Listed Location Countries  ICMJE United States
Removed Location Countries  
 
Administrative Information
NCT Number  ICMJE NCT00005772
Other Study ID Numbers  ICMJE NICHD-NRN-0021
U10HD021364 ( U.S. NIH Grant/Contract )
U10HD021373 ( U.S. NIH Grant/Contract )
U10HD021385 ( U.S. NIH Grant/Contract )
U10HD021397 ( U.S. NIH Grant/Contract )
U10HD027851 ( U.S. NIH Grant/Contract )
U10HD027853 ( U.S. NIH Grant/Contract )
U10HD027856 ( U.S. NIH Grant/Contract )
U10HD027871 ( U.S. NIH Grant/Contract )
U10HD027880 ( U.S. NIH Grant/Contract )
U10HD027904 ( U.S. NIH Grant/Contract )
U10HD034216 ( U.S. NIH Grant/Contract )
U10HD040461 ( U.S. NIH Grant/Contract )
U10HD040492 ( U.S. NIH Grant/Contract )
U10HD040498 ( U.S. NIH Grant/Contract )
U10HD040521 ( U.S. NIH Grant/Contract )
U10HD040689 ( U.S. NIH Grant/Contract )
M01RR000030 ( U.S. NIH Grant/Contract )
M01RR000039 ( U.S. NIH Grant/Contract )
M01RR000044 ( U.S. NIH Grant/Contract )
M01RR000070 ( U.S. NIH Grant/Contract )
M01RR000080 ( U.S. NIH Grant/Contract )
M01RR000633 ( U.S. NIH Grant/Contract )
M01RR000750 ( U.S. NIH Grant/Contract )
M01RR006022 ( U.S. NIH Grant/Contract )
M01RR007122 ( U.S. NIH Grant/Contract )
M01RR008084 ( U.S. NIH Grant/Contract )
M01RR016587 ( U.S. NIH Grant/Contract )
Has Data Monitoring Committee Yes
U.S. FDA-regulated Product Not Provided

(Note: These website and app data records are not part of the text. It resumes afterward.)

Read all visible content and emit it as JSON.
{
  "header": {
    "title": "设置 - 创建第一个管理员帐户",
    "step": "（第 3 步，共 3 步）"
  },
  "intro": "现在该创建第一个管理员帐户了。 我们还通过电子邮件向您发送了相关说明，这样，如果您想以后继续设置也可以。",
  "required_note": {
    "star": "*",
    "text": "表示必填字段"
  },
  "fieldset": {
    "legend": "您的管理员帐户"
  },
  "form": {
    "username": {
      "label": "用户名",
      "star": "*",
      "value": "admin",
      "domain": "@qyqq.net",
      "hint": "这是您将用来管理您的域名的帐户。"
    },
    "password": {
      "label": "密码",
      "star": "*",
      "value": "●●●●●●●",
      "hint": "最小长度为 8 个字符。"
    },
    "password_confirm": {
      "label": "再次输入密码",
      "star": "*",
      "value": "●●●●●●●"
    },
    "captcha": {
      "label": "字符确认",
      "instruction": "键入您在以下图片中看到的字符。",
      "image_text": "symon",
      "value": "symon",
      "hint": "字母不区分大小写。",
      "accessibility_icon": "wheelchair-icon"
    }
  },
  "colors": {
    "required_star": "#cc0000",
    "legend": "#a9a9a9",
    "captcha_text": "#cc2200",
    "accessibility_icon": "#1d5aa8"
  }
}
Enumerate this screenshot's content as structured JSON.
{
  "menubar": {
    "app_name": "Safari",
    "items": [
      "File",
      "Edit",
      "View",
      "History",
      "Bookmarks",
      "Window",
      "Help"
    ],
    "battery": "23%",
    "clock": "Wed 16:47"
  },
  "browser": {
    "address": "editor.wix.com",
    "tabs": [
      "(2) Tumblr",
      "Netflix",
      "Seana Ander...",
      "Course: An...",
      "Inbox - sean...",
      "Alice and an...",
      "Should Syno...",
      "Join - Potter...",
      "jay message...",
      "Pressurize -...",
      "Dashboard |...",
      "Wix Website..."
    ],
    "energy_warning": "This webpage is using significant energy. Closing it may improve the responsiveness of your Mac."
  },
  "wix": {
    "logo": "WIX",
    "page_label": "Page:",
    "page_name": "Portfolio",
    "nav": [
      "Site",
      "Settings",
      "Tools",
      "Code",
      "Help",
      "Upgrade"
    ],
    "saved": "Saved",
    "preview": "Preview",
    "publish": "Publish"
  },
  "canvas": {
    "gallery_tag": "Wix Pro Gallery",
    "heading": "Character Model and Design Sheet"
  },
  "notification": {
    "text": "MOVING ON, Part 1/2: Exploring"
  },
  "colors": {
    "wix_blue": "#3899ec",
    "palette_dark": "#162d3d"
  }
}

IPD Sharing Statement  ICMJE Not Provided
Responsible Party NICHD Neonatal Research Network
Study Sponsor  ICMJE NICHD Neonatal Research Network
Collaborators  ICMJE National Center for Research Resources (NCRR)
Investigators  ICMJE
Principal Investigator: Seetha Shankaran, MD Wayne State University
Principal Investigator: Abbot R. Laptook, MD Brown University, Womens and Infants Hospital of Rhode Island
Principal Investigator: Michele C. Walsh, MD MS Case Western Reserve University
Principal Investigator: Ronald N. Goldberg, MD Duke University
Principal Investigator: Barbara J. Stoll, MD Emory University
Principal Investigator: Brenda B. Poindexter, MD MS Indiana University
Principal Investigator: Abhik Das, PhD RTI International
Study Director: Krisa P. Van Meurs, MD Stanford University
Principal Investigator: Waldemar A. Carlo, MD University of Alabama at Birmingham
Principal Investigator: Neil N. Finer, MD University of California, San Diego
Principal Investigator: Kurt Schibler, MD Children's Hospital Medical Center, Cincinnati
Principal Investigator: Shahnaz Duara, MD University of Miami
Principal Investigator: Dale L. Phelps, MD University of Rochester
Principal Investigator: Pablo J. Sanchez, MD University of Texas, Southwestern Medical Center at Dallas
Principal Investigator: Kathleen A. Kennedy, MD MPH The University of Texas Health Science Center, Houston
Principal Investigator: T. Michael O'Shea, MD Wake Forest University
Principal Investigator: Richard A. Ehrenkranz, MD Yale University
PRS Account NICHD Neonatal Research Network
Verification Date March 2019

ICMJE     Data element required by the International Committee of Medical Journal Editors and the World Health Organization ICTRP